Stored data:
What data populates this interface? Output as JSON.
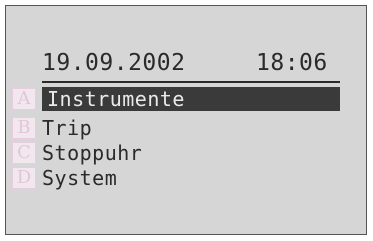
{
  "header": {
    "date": "19.09.2002",
    "time": "18:06"
  },
  "menu": {
    "items": [
      {
        "letter": "A",
        "label": "Instrumente",
        "selected": true
      },
      {
        "letter": "B",
        "label": "Trip",
        "selected": false
      },
      {
        "letter": "C",
        "label": "Stoppuhr",
        "selected": false
      },
      {
        "letter": "D",
        "label": "System",
        "selected": false
      }
    ]
  },
  "colors": {
    "screen_background": "#d6d6d6",
    "text": "#2a2a2a",
    "highlight_background": "#3a3a3a",
    "highlight_text": "#e9e9e9",
    "callout_letter": "#e1c6d8"
  }
}
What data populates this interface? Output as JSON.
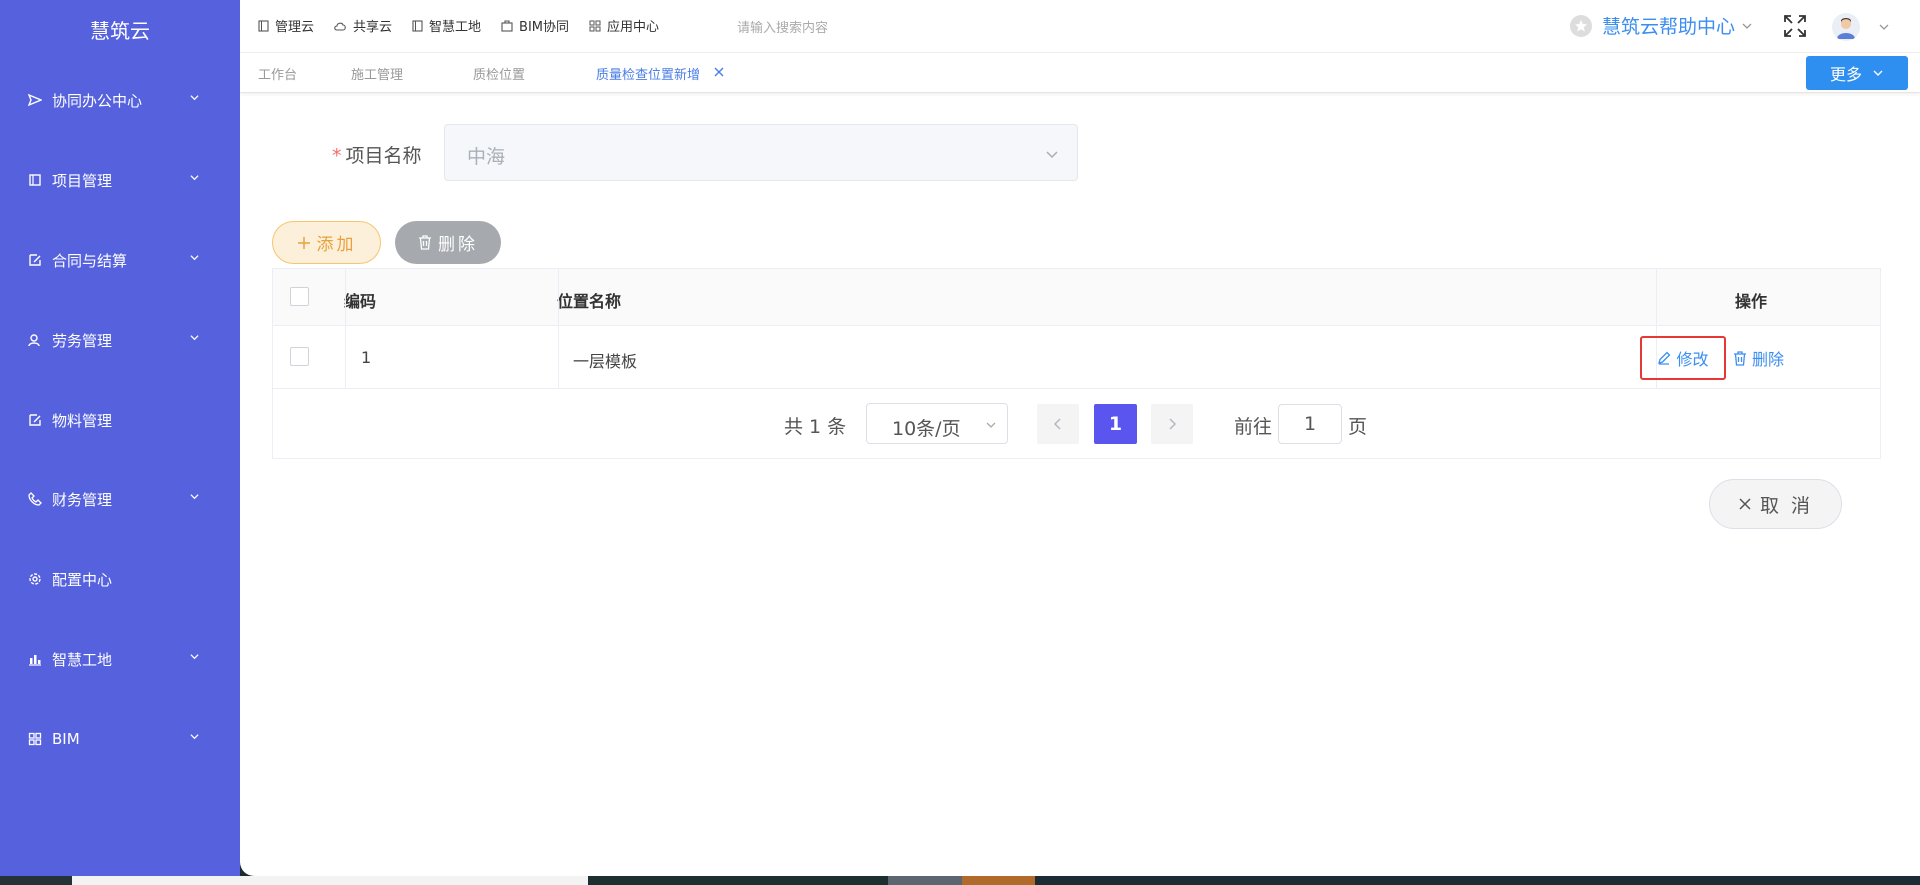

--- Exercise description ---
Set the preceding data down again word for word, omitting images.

--- Answer space ---
What data populates this interface? Output as JSON.
{
  "header": {
    "date": "19.09.2002",
    "time": "18:06"
  },
  "menu": {
    "items": [
      {
        "letter": "A",
        "label": "Instrumente",
        "selected": true
      },
      {
        "letter": "B",
        "label": "Trip",
        "selected": false
      },
      {
        "letter": "C",
        "label": "Stoppuhr",
        "selected": false
      },
      {
        "letter": "D",
        "label": "System",
        "selected": false
      }
    ]
  },
  "colors": {
    "screen_background": "#d6d6d6",
    "text": "#2a2a2a",
    "highlight_background": "#3a3a3a",
    "highlight_text": "#e9e9e9",
    "callout_letter": "#e1c6d8"
  }
}
What data populates this interface? Output as JSON.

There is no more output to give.